» **Work required**
Return every line from the listing where the word "dano" occurs.
[Opening Input section]
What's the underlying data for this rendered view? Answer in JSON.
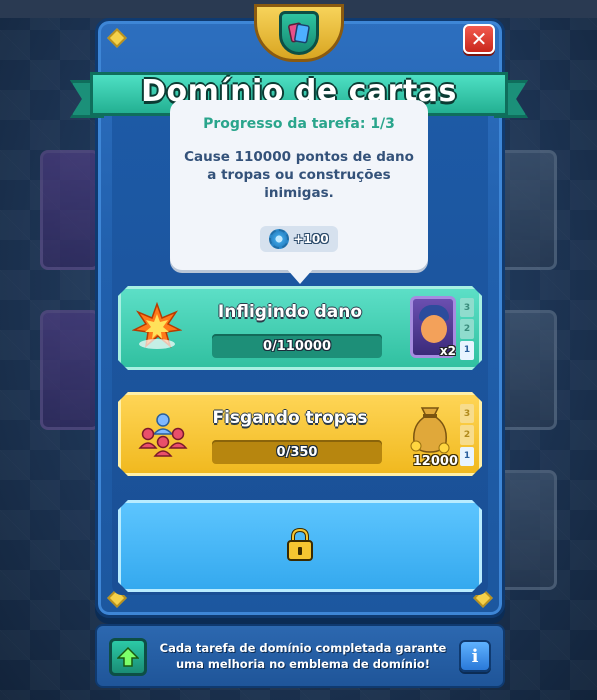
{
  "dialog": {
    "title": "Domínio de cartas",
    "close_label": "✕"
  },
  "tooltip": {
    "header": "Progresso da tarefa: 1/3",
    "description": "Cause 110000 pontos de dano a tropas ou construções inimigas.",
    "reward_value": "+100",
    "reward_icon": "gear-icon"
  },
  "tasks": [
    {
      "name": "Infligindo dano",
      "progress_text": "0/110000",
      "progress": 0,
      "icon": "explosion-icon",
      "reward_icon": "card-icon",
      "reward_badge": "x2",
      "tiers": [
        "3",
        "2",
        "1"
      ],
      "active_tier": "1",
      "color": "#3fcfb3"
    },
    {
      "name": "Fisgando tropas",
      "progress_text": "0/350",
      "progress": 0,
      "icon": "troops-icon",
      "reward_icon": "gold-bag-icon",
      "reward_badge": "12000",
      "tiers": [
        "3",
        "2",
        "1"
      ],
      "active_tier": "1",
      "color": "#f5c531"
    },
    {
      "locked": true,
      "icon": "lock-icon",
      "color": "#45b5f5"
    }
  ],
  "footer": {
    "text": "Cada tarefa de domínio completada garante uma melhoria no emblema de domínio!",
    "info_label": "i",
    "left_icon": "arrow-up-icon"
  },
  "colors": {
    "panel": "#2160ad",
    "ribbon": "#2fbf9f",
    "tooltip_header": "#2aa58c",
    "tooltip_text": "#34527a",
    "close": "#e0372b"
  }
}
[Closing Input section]
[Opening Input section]
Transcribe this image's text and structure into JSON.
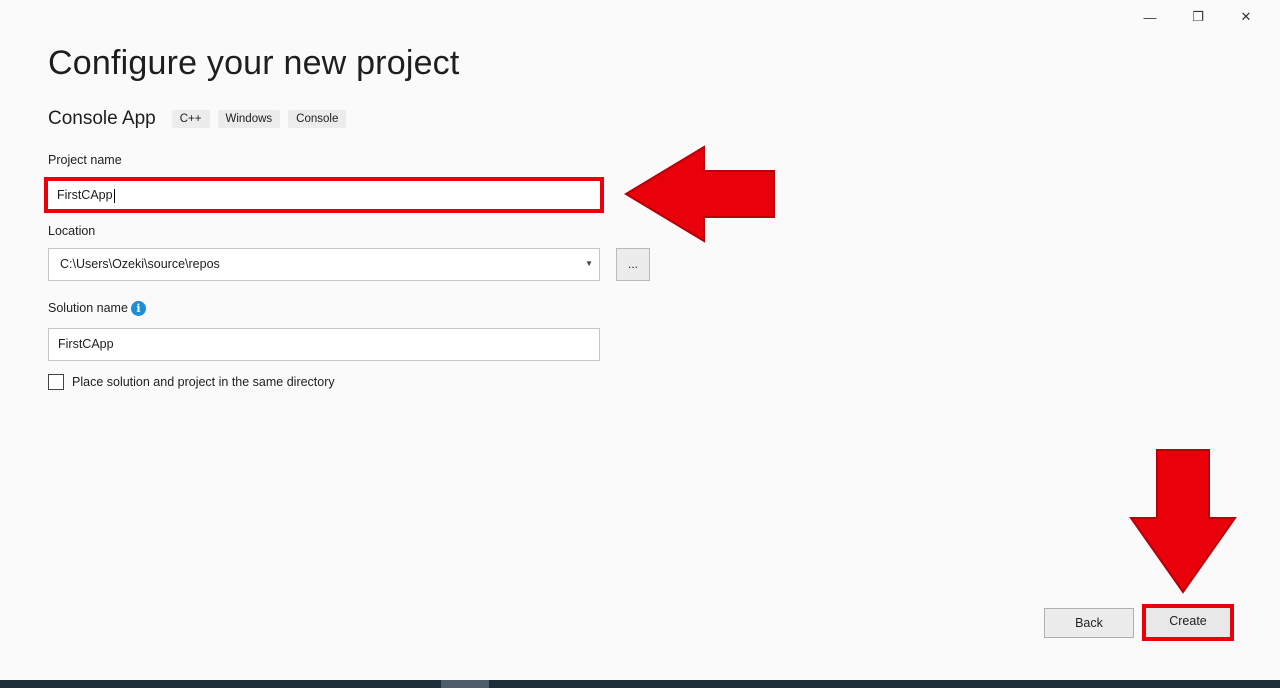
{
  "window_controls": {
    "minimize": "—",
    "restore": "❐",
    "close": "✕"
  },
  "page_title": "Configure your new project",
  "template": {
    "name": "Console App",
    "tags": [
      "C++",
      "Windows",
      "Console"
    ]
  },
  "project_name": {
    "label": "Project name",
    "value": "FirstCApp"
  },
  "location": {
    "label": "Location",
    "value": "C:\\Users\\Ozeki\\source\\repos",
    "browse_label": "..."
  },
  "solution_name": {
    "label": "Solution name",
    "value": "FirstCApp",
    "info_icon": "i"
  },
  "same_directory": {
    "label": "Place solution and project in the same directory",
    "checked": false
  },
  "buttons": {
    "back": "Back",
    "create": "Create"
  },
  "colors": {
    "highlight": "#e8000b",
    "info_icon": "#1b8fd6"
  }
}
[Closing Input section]
» **Exercise answer**
    "description": "Cause 110000 pontos de dano a tropas ou construções inimigas.",
      "name": "Infligindo dano",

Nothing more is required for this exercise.